For a national site to generate enough content, interest, buzz and links in the real estate world, they NEED a STRONG community of REALTORS. It is cost prohibitive for them to hire enough staff or contract labor to accomplish this. Why do that when REALTORS will do it for FREE?
As Greg as said previously (cannot find it–sorry Greg), “Vanity, thy name is author”. He was/is right.
We DO know that user generated content is an asset and (especially in the hands of someone skilled at wringing the most search engine advantage out of it), 1000 pages of it can go a LONG ways.
An equalizing fact:
Fact 4: Adding our content to other people’s sites can build our own online authority, helping the author as much as the site it is on.
From a purely SEO point of view:
Yes, it is true that if someone TOTALLY made their decisions about where they write based on getting the MOST SEO benefit, they could derive benefit in the search engines purely from WHERE they choose to write their content.
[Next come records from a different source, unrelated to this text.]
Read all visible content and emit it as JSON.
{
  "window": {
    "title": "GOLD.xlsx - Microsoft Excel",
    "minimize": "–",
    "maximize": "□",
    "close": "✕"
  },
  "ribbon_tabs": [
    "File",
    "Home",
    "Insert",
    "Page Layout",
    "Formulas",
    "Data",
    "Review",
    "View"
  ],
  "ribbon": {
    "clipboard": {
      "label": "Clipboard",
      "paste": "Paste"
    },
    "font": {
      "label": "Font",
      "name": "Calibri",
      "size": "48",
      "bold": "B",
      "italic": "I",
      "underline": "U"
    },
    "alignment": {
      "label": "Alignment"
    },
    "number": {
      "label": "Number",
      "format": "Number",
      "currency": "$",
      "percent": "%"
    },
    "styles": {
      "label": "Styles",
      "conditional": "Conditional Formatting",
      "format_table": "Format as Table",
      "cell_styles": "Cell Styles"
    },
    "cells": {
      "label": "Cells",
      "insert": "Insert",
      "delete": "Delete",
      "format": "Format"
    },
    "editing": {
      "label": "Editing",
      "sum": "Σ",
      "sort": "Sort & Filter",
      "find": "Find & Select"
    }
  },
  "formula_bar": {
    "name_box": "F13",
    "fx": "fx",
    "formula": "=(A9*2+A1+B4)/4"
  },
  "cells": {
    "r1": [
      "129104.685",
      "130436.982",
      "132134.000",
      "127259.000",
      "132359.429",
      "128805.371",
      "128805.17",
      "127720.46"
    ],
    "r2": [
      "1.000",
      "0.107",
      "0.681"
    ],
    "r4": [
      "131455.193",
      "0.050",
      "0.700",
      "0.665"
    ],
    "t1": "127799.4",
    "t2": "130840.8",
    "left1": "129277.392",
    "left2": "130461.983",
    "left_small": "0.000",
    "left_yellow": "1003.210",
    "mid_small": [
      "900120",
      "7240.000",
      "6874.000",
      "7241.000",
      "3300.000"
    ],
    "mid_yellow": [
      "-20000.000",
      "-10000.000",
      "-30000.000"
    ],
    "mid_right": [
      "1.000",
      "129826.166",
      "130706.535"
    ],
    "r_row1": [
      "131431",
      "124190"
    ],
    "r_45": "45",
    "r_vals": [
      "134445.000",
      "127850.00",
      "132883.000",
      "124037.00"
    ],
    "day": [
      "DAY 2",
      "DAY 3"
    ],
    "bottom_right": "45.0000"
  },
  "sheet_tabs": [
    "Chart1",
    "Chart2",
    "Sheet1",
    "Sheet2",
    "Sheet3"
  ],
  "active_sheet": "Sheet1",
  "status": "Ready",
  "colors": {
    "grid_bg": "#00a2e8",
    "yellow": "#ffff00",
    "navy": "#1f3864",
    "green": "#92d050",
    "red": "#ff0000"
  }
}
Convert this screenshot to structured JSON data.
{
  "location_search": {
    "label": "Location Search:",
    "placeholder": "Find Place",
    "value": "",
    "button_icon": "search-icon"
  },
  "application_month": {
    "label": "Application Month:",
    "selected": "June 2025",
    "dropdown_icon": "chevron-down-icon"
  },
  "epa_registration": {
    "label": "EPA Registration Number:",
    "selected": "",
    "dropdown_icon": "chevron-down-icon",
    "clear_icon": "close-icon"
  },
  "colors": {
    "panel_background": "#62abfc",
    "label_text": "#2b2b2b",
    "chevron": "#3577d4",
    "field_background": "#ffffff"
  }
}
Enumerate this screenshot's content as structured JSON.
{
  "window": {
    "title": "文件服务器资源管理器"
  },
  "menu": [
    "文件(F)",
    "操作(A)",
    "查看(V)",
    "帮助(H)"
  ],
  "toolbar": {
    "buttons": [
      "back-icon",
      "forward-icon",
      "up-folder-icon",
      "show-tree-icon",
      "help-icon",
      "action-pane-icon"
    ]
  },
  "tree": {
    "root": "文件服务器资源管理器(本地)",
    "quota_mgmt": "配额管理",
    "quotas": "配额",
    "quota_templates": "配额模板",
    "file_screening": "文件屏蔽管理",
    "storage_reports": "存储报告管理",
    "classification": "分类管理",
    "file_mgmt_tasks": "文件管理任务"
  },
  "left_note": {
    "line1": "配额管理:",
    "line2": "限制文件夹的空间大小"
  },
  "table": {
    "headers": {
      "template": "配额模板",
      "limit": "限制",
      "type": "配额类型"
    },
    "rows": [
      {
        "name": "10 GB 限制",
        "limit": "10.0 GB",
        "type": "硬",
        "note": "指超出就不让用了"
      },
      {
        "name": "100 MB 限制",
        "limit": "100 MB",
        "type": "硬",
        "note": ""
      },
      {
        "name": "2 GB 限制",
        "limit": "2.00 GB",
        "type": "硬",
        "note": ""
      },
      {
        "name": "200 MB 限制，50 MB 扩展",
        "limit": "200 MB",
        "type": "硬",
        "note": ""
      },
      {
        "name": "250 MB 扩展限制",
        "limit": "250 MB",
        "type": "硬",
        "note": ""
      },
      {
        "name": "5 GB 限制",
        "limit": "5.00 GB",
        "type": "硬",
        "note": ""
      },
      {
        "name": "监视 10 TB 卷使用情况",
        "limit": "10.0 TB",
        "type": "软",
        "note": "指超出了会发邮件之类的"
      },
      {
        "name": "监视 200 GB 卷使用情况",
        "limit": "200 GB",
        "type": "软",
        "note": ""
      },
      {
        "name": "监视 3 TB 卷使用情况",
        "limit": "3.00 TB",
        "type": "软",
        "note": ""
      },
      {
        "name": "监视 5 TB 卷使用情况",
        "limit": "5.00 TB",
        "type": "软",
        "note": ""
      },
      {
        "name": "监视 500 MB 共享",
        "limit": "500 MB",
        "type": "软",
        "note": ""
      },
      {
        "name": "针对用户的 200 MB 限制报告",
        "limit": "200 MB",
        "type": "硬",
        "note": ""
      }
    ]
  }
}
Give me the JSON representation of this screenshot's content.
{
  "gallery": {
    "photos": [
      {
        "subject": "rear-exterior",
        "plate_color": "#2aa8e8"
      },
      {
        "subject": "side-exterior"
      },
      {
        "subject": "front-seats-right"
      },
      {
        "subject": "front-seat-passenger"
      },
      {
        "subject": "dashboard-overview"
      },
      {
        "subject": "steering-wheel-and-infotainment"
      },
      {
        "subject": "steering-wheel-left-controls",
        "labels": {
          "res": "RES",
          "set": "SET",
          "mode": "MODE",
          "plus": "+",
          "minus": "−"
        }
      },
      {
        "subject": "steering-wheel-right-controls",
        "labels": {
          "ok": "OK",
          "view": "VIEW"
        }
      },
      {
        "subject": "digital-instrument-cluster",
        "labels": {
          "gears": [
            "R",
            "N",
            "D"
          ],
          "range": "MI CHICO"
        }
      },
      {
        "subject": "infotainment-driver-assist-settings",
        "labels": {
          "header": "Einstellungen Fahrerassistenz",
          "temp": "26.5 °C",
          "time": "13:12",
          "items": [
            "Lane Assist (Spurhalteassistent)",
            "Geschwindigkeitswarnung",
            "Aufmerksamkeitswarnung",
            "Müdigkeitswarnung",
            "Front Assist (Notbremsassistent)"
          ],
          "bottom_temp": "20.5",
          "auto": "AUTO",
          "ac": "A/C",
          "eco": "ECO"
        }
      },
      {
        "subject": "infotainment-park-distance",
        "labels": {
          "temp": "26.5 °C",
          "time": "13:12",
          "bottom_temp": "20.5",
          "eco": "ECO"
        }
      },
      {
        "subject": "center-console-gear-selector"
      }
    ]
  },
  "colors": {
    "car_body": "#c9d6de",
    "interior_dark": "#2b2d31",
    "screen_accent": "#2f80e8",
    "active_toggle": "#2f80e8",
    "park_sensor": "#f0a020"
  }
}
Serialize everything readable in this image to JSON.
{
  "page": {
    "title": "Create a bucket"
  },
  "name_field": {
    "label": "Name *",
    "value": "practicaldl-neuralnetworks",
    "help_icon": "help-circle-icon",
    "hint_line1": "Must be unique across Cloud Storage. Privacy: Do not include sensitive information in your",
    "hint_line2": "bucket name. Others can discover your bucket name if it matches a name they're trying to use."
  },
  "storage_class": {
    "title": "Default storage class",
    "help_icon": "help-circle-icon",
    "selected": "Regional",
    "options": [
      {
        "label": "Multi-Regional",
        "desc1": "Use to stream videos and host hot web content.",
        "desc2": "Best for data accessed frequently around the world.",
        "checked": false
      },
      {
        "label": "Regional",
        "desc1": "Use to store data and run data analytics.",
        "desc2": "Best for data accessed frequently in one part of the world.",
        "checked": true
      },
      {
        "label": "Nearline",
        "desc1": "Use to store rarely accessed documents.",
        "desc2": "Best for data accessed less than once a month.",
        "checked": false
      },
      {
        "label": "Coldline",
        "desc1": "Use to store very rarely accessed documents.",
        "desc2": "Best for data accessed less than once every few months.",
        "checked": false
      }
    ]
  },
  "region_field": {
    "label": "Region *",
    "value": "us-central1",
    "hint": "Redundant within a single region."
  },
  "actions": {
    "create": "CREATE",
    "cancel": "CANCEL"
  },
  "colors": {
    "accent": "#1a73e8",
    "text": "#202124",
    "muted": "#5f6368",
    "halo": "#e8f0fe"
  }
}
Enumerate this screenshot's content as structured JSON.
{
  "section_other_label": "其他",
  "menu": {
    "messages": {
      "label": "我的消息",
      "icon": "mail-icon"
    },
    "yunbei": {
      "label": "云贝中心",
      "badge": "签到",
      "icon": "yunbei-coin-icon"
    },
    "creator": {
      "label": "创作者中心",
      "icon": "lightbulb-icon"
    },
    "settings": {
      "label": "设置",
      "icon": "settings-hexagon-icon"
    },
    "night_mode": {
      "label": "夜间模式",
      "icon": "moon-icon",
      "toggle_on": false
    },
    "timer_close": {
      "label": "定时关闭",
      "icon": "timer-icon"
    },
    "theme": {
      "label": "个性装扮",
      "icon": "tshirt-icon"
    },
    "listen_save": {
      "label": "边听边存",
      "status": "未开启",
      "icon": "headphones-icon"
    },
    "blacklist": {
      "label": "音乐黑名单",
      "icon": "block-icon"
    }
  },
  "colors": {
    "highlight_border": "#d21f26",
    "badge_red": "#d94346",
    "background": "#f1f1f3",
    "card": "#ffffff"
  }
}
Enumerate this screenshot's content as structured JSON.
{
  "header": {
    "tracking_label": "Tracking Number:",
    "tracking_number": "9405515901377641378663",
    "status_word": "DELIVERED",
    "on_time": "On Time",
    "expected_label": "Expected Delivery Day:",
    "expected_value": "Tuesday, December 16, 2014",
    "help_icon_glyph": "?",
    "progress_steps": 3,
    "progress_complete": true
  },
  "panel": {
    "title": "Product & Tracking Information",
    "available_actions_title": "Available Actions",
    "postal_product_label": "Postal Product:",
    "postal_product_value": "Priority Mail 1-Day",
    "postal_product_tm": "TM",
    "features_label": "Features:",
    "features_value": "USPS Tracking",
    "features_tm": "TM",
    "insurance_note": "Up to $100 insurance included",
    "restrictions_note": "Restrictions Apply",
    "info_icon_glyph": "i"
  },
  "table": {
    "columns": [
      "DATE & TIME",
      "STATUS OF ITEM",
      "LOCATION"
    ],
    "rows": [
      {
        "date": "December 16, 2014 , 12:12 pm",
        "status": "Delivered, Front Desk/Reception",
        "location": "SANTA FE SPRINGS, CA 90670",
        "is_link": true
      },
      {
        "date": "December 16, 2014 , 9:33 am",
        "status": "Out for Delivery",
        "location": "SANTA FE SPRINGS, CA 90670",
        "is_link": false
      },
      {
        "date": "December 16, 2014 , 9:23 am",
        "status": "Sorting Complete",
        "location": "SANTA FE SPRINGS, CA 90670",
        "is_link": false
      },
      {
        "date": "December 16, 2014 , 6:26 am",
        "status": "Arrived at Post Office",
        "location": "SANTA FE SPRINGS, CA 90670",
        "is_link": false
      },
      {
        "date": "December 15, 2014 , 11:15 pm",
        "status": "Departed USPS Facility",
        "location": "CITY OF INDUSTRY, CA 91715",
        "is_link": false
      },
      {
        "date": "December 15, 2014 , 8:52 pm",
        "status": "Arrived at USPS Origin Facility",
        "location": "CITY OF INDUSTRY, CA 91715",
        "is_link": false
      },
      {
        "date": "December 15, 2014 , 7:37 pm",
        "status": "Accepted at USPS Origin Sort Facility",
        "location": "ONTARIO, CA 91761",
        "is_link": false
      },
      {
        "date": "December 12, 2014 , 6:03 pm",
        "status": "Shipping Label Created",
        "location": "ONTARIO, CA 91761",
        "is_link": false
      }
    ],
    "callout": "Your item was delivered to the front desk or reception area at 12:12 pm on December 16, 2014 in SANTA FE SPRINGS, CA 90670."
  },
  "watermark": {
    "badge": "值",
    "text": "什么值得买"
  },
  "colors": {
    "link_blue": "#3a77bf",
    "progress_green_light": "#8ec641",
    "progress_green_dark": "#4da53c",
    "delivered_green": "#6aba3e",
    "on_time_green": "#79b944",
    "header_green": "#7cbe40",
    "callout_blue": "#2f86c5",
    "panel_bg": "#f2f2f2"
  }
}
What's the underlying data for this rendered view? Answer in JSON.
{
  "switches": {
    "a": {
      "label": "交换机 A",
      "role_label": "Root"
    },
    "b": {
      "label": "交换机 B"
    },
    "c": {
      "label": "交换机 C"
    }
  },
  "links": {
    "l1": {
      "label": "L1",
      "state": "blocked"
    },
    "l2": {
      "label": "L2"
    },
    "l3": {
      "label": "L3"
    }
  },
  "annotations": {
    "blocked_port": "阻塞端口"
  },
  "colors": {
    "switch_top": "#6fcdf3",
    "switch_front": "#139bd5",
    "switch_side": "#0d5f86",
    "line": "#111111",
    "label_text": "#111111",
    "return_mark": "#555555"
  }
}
Is that the CORRECT way to evaluate it? NEVER, IMO. We have a NAME for people who SOLELY evaluate things that way. SPAMMERS. Why do they do it? Because it works, or did at one time.
From a holistic point of view :
I am a columnist for RE/MAX Times Online– an online magazine that is on the Password protected REMAX.net site that provides NO search engine benefit to ANYONE. Why do I write there occaissionally? Because it builds my online authority. It adds to my street cred and it furthers my personal mission of helping REALTORS. It is THIS kind of authority building that helps build relationships around the real estate world.
I also (from comments, posts and relationships online) DO derive search engine benefit FROM writing around the web. Examples of this for me would be authoring here and at Real Estate Webmasters. This is a nice benefit. It should be considered IMO, when spending copious amounts of time authoring QUALITY material.
For most types of content, it is better to spend time on your own site than authoring on the site of another. Having said that, becoming a member of an online COMMUNITY such as here at BHB can be a very good thing! Learning is one of those overlooked benefits that comes from an online community.
Trading hundreds of hours of online time in exchange for a simple link from a profile page (although Greg pointed out CORRECTLY that if you participate, at least get the credit for it.), well ummm…SUCKS unless you AGREE wholeheartedly with the mission of the place you are adding value to and are WILLING to support their cause. Doing that for a competitor who is trying to outrank you in the search engines and who says **cough** “no agents required” **cough**…Truly (a) seems counter-productive to me.
I realize that rather than delving into the vagaries of Search Engine Optimization, my post may seem very basic. The reason? IMO Basic principles work. From these basic truths come basic principles that form good decision making (again, in my opinion).
If we KNOW that adding content to someone else’s site adds value to them (even looking at it PURELY from an SEO point of view–which I don’t recommend) , we SHOULD be able to develop our own algorithm for when it is good to add content to others’ sites, to wit:
My bottom line ALGORITHM for authoring on others’ websites:
F(good authoring relationship) = C(0) + 1Ag + 2R + 3S + 4ABO
Where C = competition Note: I try to write on a competitor’s website as little as absolutely possible and ONLY when it benefits ME. That INCLUDES adding content in the form of listings. That is the MOST valuable and hardest to replicate form of content in the real estate industry today. That is an almost AUTOMATIC deal killer in my algorithm.
Ag= Agreement with their mission
R= Solid relationship with the owner of the site
S= Search Engine Benefit
ABO= Authority Building Opportunity DIRECTLY with potential clients
So what’s YOUR algorithm and how do you decide how to prioritize YOUR social media and content generating time spend? If time is money (and it is…) are you budgeting and spending according to plan?6 comments